Two state lawmakers, Rep. Thomas Mehaffie III, R-Dauphin County and Sen. Ryan Aument, R-Lancaster County, plan to introduce legislation that could keep the Three Mile Island nuclear plant operational beyond its scheduled September closure. They are planning to sponsor bills in their respective chambers that would incorporate nuclear energy into the Alternative Energy Portfolio Standards Act — a 2004 law that requires a percentage of electricity to come from alternative sources. The bill would add any source that produces electricity with a carbon-free footprint, similar to a California law passed in September requiring 100 percent carbon-free electricity by 2045.
Exelon Generation — which owns the Dauphin County Three Mile Island plant's Unit 1 reactor — must order fuel by June 1 or begin an irreversible decommissioning process. The company will not prepare for a refuel without new policy in place.
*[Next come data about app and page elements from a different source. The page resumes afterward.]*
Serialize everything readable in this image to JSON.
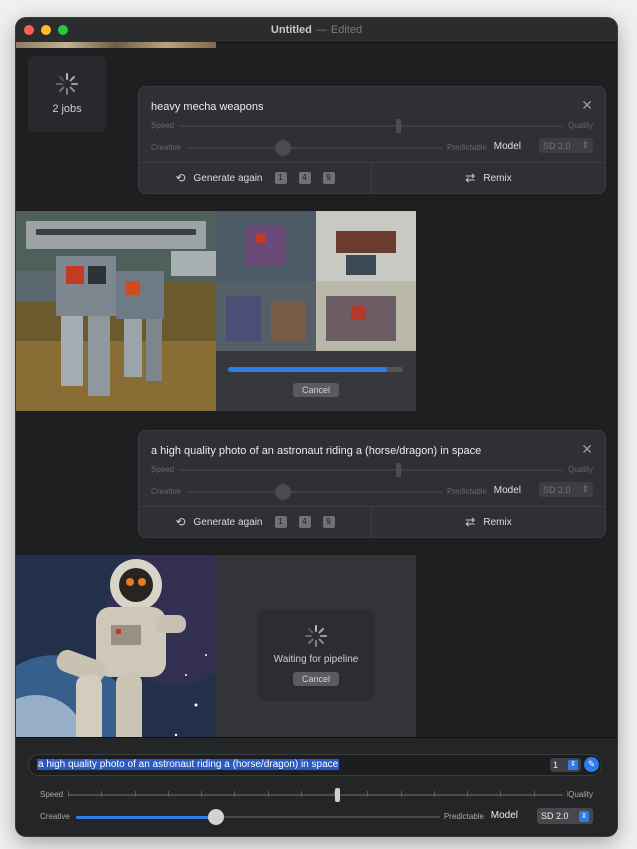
{
  "window": {
    "title": "Untitled",
    "separator": "—",
    "status": "Edited"
  },
  "jobs": {
    "label": "2 jobs"
  },
  "cards": [
    {
      "prompt": "heavy mecha weapons",
      "speed_label": "Speed",
      "quality_label": "Quality",
      "creative_label": "Creative",
      "predictable_label": "Predictable",
      "model_label": "Model",
      "model_value": "SD 2.0",
      "generate_label": "Generate again",
      "counts": [
        "1",
        "4",
        "9"
      ],
      "remix_label": "Remix"
    },
    {
      "prompt": "a high quality photo of an astronaut riding a (horse/dragon) in space",
      "speed_label": "Speed",
      "quality_label": "Quality",
      "creative_label": "Creative",
      "predictable_label": "Predictable",
      "model_label": "Model",
      "model_value": "SD 2.0",
      "generate_label": "Generate again",
      "counts": [
        "1",
        "4",
        "9"
      ],
      "remix_label": "Remix"
    }
  ],
  "generation1": {
    "progress": 0.91,
    "cancel_label": "Cancel"
  },
  "generation2": {
    "status": "Waiting for pipeline",
    "cancel_label": "Cancel"
  },
  "bottom": {
    "prompt": "a high quality photo of an astronaut riding a (horse/dragon) in space",
    "count_value": "1",
    "speed_label": "Speed",
    "quality_label": "Quality",
    "creative_label": "Creative",
    "predictable_label": "Predictable",
    "model_label": "Model",
    "model_value": "SD 2.0",
    "speed_level": 0.54,
    "creative_level": 0.38
  },
  "colors": {
    "accent": "#2f7bea",
    "window_bg": "#1e1f21",
    "card_bg": "#2f3033"
  },
  "icons": {
    "spinner": "spinner-icon",
    "close": "close-icon",
    "generate": "repeat-icon",
    "remix": "shuffle-icon",
    "chevrons": "chevron-updown-icon",
    "pencil": "pencil-icon"
  }
}
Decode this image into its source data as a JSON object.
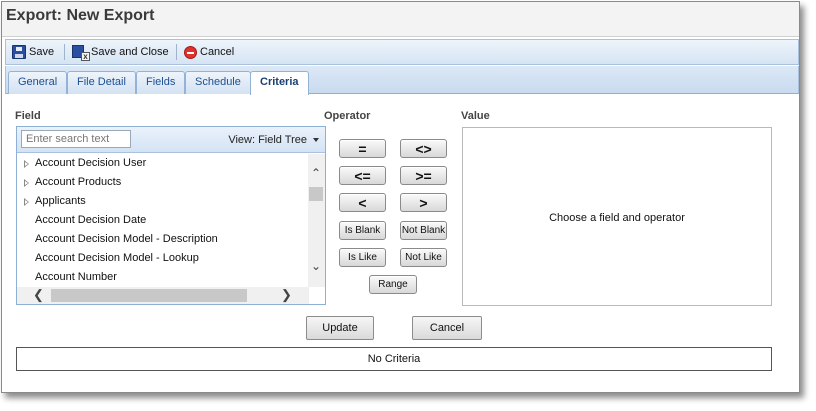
{
  "window": {
    "title": "Export: New Export"
  },
  "toolbar": {
    "save": "Save",
    "save_close": "Save and Close",
    "cancel": "Cancel"
  },
  "tabs": [
    "General",
    "File Detail",
    "Fields",
    "Schedule",
    "Criteria"
  ],
  "active_tab": "Criteria",
  "labels": {
    "field": "Field",
    "operator": "Operator",
    "value": "Value"
  },
  "search": {
    "placeholder": "Enter search text",
    "value": ""
  },
  "view_selector": {
    "label": "View: Field Tree"
  },
  "field_tree": [
    {
      "label": "Account Decision User",
      "expandable": true
    },
    {
      "label": "Account Products",
      "expandable": true
    },
    {
      "label": "Applicants",
      "expandable": true
    },
    {
      "label": "Account Decision Date",
      "expandable": false
    },
    {
      "label": "Account Decision Model - Description",
      "expandable": false
    },
    {
      "label": "Account Decision Model - Lookup",
      "expandable": false
    },
    {
      "label": "Account Number",
      "expandable": false
    }
  ],
  "operators": [
    "=",
    "<>",
    "<=",
    ">=",
    "<",
    ">",
    "Is Blank",
    "Not Blank",
    "Is Like",
    "Not Like",
    "Range"
  ],
  "value_panel": {
    "message": "Choose a field and operator"
  },
  "actions": {
    "update": "Update",
    "cancel": "Cancel"
  },
  "criteria_summary": "No Criteria",
  "colors": {
    "toolbar_blue": "#d6e4f3",
    "tab_text": "#1d4f91",
    "border_blue": "#8fb0d6"
  }
}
Nuclear energy sources produce 93 percent of the state's zero-carbon electricity, so it should be put on equal footing with the 16 other environmentally beneficial energy sources included in the law.
Three Mile Island is the site of the nation's worst nuclear accident. In 1979, the plant's Unit 2 reactor experienced a partial meltdown. Exelon owns and operates only the Unit 1 reactor.
Market prices set by regional grid operator PJM Interconnection are based on gas and don't account for bottom-line costs borne by nuclear operators. In 2004, gas prices were high, and no one anticipated them to drop so low.
Illinois, New Jersey and New York also recently approved subsidies for nuclear power
Exelon made $3.77 billion in net profits in 2017 for its combined operations of 13 nuclear plants — including two others in the state, according to its most recent stockholder report.
The state Legislature's Nuclear Energy Caucus believes updating the Alternative Energy Portfolio Standards Act is the best option for keeping plants open and protecting job retention.
Exelon employs more than 600 at Three Mile Island.
The bipartisan nuclear caucus, co-chaired by four legislators, including Aument and Mehaffie, released a report in November showing that losing nuclear plants would cost the state about $4.6 billion annually.
Governor Tom Wolf is worried about the workers at possibly affected plants and wants to do what he can to help them, but is looking forward to reviewing the legislation and is refraining from comment before seeing the exact language.
FirstEnergy Corp.'s Beaver Valley plant is due to close in 2021. Almost 25 percent of the state's nuclear generating capacity would be lost if both plants close prematurely. Nuclear accounts for 42 percent of the state's electricity production, and Pennsylvania's other three plants are facing negative market conditions. (York Dispatch, 2/22/2019)